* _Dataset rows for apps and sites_
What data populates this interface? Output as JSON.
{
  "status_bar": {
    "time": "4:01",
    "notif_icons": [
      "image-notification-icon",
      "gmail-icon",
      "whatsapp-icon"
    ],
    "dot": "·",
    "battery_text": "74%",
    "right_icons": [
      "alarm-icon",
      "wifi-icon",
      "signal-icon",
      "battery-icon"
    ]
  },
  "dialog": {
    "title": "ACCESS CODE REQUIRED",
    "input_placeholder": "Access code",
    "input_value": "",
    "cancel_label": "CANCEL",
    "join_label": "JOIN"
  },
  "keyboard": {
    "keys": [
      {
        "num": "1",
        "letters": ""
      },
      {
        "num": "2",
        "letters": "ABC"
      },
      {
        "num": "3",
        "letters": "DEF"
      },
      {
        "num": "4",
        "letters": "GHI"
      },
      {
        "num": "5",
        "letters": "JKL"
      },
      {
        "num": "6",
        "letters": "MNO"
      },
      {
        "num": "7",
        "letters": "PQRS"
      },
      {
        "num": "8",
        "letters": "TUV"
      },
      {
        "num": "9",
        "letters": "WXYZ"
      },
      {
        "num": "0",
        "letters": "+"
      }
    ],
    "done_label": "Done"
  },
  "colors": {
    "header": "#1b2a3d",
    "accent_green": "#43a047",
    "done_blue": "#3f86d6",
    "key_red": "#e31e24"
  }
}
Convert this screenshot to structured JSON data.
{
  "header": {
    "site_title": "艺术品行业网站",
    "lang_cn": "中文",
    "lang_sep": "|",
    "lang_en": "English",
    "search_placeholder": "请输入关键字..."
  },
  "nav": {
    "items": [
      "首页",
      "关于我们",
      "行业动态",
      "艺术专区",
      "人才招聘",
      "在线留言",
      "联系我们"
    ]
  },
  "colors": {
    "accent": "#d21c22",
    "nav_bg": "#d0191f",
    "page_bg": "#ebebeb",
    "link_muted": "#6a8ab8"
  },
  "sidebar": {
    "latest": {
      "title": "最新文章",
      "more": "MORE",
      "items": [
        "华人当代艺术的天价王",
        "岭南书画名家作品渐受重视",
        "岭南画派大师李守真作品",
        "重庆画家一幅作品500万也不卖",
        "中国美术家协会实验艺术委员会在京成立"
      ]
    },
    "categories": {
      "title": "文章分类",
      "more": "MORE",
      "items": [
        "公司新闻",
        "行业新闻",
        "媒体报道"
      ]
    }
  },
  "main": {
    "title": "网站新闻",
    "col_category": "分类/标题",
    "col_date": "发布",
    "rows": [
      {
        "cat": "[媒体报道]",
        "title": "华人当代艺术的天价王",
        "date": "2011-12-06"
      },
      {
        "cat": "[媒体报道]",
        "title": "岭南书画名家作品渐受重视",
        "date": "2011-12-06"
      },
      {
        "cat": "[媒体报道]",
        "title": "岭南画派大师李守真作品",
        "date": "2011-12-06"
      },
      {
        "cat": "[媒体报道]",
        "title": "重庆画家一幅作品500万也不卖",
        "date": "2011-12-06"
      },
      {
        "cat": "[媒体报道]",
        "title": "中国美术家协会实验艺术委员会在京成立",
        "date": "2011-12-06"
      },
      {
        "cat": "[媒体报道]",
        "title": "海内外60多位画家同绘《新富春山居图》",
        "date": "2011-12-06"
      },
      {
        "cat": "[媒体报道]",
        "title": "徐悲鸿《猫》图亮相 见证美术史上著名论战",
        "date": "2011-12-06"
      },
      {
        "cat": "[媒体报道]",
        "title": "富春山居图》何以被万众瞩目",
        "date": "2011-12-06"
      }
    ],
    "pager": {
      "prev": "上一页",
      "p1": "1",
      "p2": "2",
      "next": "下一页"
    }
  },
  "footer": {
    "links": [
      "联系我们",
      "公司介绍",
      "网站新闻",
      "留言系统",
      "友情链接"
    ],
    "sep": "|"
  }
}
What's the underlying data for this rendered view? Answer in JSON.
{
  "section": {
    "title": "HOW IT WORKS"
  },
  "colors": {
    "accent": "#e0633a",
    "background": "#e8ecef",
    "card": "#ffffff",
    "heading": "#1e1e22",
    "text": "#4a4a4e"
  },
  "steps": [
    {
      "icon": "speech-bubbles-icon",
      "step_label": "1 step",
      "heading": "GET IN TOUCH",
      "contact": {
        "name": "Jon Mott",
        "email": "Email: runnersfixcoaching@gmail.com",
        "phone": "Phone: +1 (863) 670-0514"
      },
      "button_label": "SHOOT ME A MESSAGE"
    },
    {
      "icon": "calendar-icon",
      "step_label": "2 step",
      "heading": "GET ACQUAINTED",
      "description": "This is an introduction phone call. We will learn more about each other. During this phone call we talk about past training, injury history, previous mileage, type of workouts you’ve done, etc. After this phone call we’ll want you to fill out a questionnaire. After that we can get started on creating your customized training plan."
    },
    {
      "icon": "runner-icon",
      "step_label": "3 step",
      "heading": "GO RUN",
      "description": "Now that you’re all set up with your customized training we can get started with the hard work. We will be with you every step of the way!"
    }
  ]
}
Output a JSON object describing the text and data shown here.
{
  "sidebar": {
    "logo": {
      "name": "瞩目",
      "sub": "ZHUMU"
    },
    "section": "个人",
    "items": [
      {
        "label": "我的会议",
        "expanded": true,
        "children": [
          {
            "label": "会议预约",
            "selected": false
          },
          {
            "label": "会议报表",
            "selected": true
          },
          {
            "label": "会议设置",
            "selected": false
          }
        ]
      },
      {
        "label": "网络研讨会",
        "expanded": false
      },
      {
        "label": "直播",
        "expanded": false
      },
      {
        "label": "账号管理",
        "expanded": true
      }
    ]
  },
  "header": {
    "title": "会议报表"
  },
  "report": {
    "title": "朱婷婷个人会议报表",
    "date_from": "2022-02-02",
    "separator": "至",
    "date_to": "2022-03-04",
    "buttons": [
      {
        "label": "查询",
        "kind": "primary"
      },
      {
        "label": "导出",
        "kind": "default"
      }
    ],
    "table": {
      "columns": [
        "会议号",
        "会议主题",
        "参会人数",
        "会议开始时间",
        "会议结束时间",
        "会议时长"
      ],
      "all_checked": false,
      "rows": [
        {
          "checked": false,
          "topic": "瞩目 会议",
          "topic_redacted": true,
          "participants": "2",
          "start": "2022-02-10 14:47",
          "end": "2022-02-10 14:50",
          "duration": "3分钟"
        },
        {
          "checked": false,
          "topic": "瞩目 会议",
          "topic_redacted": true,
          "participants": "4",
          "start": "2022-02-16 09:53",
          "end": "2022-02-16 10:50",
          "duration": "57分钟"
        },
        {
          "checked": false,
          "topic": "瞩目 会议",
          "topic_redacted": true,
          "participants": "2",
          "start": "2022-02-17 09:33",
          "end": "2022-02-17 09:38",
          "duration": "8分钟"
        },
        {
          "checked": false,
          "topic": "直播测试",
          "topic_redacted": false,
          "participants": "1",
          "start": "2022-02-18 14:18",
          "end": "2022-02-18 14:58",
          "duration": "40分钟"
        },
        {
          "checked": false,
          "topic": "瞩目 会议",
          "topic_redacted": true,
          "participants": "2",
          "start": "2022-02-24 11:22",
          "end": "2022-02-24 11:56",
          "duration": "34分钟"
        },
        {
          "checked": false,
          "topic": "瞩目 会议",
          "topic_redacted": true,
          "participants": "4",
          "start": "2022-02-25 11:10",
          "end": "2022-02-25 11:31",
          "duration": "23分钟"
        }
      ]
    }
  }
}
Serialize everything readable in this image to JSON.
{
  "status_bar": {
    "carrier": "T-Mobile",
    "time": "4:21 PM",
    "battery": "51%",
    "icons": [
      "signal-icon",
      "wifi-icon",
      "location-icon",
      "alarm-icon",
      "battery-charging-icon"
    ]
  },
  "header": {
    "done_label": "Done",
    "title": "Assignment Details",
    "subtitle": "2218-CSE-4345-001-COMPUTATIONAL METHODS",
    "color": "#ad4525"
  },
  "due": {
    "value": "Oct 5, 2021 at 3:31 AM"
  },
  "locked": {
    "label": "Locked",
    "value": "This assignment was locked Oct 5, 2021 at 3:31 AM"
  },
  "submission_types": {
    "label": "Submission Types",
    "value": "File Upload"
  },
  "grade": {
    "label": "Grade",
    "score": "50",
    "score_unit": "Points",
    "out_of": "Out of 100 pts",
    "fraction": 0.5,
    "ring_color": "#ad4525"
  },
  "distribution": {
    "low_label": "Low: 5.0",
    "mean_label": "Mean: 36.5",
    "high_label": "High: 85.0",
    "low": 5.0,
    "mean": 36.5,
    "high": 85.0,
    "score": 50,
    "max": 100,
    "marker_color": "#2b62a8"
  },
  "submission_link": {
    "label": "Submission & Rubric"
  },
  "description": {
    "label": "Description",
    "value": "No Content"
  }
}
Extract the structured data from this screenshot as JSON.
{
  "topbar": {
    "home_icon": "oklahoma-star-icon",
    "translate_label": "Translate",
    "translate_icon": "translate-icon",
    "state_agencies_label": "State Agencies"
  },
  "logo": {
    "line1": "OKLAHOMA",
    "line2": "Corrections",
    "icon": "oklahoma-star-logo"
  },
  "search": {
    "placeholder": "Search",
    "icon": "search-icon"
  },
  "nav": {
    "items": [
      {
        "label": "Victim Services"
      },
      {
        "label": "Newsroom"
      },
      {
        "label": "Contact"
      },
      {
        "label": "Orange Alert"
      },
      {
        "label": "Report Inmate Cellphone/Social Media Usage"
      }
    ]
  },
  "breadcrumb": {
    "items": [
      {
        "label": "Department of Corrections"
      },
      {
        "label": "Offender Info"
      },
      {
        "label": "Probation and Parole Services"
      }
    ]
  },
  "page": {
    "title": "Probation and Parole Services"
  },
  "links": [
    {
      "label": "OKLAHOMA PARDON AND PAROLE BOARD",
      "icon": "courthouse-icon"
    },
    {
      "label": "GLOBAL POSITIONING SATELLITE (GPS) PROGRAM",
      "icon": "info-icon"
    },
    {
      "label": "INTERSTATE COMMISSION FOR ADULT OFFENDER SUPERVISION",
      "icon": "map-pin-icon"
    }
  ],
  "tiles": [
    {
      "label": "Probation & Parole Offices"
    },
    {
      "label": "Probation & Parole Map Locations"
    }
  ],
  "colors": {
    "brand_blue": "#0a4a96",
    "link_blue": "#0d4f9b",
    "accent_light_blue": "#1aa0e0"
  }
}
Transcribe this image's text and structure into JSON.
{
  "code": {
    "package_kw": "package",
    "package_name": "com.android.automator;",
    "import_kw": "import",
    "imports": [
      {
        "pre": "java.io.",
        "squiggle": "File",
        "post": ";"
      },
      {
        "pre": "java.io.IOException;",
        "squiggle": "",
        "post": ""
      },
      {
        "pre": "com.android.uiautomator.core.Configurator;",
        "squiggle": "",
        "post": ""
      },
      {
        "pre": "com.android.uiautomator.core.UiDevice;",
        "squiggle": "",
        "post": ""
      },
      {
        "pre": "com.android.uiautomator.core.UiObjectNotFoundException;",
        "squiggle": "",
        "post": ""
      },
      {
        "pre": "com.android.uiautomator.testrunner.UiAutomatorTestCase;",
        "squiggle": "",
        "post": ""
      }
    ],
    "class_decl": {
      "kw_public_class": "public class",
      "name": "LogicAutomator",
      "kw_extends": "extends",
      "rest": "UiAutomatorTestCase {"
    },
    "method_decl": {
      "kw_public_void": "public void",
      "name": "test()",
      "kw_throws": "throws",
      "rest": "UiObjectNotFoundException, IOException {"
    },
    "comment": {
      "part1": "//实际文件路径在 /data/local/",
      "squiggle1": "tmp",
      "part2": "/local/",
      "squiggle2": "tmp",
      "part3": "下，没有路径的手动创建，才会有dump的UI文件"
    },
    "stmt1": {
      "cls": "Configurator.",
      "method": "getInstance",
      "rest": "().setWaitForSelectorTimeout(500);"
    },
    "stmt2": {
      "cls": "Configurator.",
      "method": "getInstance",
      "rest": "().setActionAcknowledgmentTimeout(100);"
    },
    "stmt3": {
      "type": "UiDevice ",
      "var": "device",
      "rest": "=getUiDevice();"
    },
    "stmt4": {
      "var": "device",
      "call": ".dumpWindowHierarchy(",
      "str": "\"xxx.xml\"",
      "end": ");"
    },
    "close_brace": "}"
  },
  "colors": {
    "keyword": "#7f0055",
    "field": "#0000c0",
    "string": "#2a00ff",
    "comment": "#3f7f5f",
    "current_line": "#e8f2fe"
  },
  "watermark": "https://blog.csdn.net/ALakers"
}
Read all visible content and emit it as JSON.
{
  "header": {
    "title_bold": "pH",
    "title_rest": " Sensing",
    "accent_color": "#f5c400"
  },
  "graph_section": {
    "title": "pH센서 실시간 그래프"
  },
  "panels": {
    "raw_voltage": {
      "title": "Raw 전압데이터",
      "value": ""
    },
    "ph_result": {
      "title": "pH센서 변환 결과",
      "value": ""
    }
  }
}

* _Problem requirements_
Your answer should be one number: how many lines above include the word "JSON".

* _Answer area_
8